Whatever one says and whomever one accuses, we remain prisoners of this frantic reflection, this infinite flood of possibilities - of what we already knew before, and what we will never know. It will never be clearly revealed who was behind this infernal destruction in Beirut on a hot summer day; the assassination of a port and a city.

To end with Kant’s other critical questions: “What must I do” and “what may I hope”? The enemy is not easily identifiable, but he is out there somewhere. We cannot accept the framing of 4 August 2020 as a natural or random disaster. When it comes to our hopes, we must learn to forget a part of what happened - expel it from our daily lives. But in the absence of a general emancipation project for the Lebanese people, the very horizon of hope itself remains uncertain.

The views expressed in this article belong to the author and do not necessarily reflect the editorial policy of Middle East Eye.

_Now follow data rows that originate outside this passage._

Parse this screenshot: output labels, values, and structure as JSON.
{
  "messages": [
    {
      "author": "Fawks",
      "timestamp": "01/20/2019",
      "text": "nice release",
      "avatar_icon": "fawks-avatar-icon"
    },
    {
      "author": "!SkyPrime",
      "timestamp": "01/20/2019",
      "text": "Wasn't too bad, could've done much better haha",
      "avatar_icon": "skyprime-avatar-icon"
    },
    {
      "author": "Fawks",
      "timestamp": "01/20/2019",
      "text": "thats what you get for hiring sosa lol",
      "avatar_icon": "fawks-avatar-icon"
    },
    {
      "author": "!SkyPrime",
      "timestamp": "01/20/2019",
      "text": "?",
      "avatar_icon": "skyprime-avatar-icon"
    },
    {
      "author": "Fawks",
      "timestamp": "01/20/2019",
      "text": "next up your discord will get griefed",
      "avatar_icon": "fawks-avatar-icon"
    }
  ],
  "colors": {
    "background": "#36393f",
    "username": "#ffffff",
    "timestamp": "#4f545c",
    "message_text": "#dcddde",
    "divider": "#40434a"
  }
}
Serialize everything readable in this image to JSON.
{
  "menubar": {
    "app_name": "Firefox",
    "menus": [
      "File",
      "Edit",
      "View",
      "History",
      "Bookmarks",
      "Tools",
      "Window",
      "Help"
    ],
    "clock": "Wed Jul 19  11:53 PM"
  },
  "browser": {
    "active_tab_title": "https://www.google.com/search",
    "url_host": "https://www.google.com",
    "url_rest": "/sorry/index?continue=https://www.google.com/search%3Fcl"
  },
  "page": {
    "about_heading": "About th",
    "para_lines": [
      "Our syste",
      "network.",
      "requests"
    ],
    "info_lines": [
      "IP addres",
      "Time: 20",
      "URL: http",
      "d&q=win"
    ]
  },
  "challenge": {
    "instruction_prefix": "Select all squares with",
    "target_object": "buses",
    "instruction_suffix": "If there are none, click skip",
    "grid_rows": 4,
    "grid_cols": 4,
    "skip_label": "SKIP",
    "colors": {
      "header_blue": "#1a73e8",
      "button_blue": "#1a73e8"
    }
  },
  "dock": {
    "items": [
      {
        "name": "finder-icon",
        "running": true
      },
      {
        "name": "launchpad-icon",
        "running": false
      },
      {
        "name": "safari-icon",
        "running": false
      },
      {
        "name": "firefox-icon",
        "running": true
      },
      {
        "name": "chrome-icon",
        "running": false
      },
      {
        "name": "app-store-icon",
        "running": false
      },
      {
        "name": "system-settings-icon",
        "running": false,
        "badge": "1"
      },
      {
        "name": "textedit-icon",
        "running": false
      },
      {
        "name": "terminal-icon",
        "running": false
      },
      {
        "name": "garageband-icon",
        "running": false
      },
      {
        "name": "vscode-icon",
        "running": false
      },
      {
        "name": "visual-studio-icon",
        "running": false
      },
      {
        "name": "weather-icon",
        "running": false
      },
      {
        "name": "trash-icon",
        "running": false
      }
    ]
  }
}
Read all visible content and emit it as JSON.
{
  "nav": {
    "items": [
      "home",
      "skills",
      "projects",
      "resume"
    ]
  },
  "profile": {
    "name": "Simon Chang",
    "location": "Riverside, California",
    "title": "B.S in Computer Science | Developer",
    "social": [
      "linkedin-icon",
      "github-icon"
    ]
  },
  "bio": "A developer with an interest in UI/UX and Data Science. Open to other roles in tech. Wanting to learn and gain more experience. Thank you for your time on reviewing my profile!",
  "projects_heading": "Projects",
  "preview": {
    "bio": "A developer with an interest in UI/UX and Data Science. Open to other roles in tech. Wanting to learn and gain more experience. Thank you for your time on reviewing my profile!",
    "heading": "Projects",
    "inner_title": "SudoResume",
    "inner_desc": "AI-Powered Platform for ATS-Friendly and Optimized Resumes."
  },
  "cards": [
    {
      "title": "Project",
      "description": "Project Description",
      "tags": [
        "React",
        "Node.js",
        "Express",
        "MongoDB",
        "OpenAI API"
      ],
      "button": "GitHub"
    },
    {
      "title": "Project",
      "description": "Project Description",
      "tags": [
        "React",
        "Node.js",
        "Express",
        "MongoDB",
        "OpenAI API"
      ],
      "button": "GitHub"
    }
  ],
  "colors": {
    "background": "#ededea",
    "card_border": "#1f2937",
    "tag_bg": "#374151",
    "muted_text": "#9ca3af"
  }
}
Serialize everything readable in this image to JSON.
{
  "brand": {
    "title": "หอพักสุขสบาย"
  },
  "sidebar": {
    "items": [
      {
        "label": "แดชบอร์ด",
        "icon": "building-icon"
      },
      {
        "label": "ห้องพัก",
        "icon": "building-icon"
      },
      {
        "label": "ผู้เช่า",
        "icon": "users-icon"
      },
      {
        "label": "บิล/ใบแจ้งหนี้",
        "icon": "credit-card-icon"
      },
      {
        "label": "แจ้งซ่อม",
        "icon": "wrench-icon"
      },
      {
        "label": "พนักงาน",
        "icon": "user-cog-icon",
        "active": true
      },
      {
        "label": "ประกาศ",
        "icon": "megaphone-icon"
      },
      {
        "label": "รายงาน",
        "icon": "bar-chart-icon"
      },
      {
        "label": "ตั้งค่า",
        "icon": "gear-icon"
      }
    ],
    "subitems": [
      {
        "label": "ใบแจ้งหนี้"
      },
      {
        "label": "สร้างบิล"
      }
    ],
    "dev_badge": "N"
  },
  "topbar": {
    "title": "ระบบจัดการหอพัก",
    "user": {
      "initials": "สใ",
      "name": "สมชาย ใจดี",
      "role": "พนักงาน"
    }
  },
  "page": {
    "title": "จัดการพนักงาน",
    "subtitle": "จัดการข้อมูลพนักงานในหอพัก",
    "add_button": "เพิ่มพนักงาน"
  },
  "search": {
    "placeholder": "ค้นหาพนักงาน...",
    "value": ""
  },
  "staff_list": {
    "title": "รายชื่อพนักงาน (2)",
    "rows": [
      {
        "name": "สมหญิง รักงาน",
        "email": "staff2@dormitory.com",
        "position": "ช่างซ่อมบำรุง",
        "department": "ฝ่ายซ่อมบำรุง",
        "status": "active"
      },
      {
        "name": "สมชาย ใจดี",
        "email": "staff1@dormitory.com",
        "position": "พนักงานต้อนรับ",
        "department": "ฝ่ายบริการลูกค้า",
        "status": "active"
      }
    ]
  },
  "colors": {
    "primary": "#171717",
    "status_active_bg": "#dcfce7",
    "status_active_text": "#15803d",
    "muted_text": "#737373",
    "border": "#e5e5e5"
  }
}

Wissam Saade
Wissam Saade is a Lecturer of political science and history at Saint Joseph University since 2003. He is a regular op-ed writer in leading Lebanese and Arab newspapers. His research interests focus on medieval and modern political thought and the social and intellectual history of modern revolutions. Twitter: @wissamsaade5